Dr. Schwartz's research spans human evolutionary theory, dentofacial growth and development, and human skeletal analysis of recovered remains in the Mediterranean region. Most recently he has, with Ian Tattersall of the American Museum of Natural History, completed an analysis of virtually the entire human fossil record. He also recently headed a project involving the reconstruction of first United States president George Washington. Read more about the George Washington project at the link above.

In the evolutionary sciences, where we are all struggling to piece together a history that can be perceived only through the fragments of fossils or the living termini of a past that is now lost, it would be foolhardy to cling unreservedly to a particular set of models and hypotheses without at least occasionally questioning their very bases.
Schwartz, Jeffrey H.
(1999) Sudden Origins : Fossils, Genes, and the Emergence of Species. John Wiley & Sons, Inc

This is not to say that modern humans are not also obviously different from Neandertals in their own right - we know that we are unique.

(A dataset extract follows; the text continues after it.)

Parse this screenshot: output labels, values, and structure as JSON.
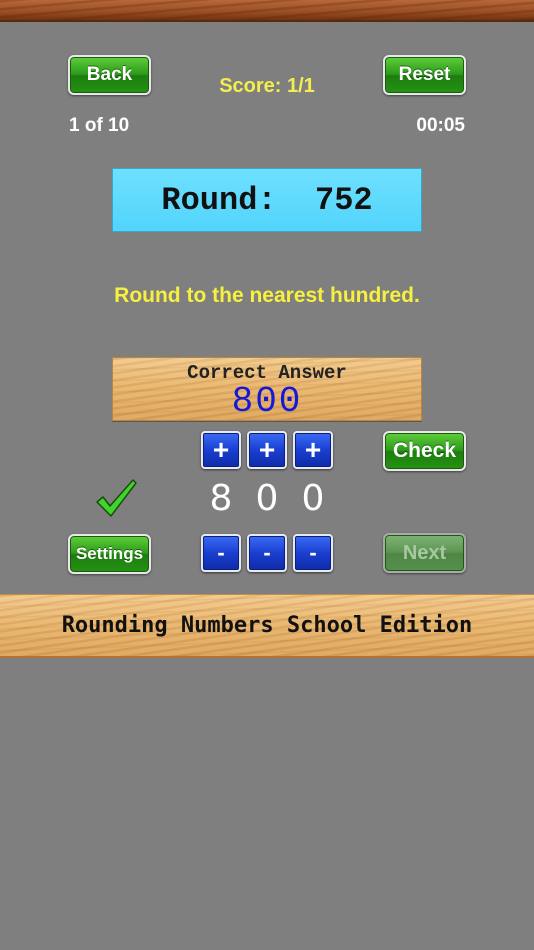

But, aside from pointing to the development of a chin, thinner bones, and a smaller face and smaller jaws, it wasn't until the early 1980s that an attempt was made to define uniqueness of modern humans without couching the discussion in terms of deriving modern human features from Neandertal or other "archaic" hominid features.
Schwartz, Jeffrey H.
(1993) What the Bones Tell Us. University of Arizona, p. 226.